First American also reported consumer house buying power—which is defined as how much one can buy based on changes in income and the interest rate—was up1.3 percent between May and June but down 3.5 percent year-over-year. Unadjusted house prices increased by 5.4 percent in June on a year-over-year basis and are 2.7 percent above the housing boom peak in 2007.
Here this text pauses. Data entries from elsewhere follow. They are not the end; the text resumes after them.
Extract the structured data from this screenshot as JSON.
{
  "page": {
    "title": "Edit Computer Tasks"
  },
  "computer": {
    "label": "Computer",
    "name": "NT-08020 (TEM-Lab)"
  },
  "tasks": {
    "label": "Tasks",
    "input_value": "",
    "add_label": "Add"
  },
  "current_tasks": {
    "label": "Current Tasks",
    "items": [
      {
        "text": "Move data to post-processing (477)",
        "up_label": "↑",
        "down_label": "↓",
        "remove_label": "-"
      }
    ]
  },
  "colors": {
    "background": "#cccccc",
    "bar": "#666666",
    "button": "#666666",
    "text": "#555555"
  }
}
“On a month-over-month basis, affordability improved slightly thanks to the seventh straight month of falling rates for 30-year, fixed-rate mortgages and modest wage gains,” said Mark Fleming, chief economist at First American. “The increase in consumer purchasing power offset the gains in unadjusted house prices. However, on a year-over-year basis, with rates still higher than a year ago, affordability declined 9.3 percent. The underlying fundamental issue is an overwhelming lack of supply. With current homeowners facing a prisoner’s dilemma and unwilling to list their homes for sale, little relief is expected in the supply of existing homes. The supply of newly constructed homes is also sagging, adding to the supply challenges.”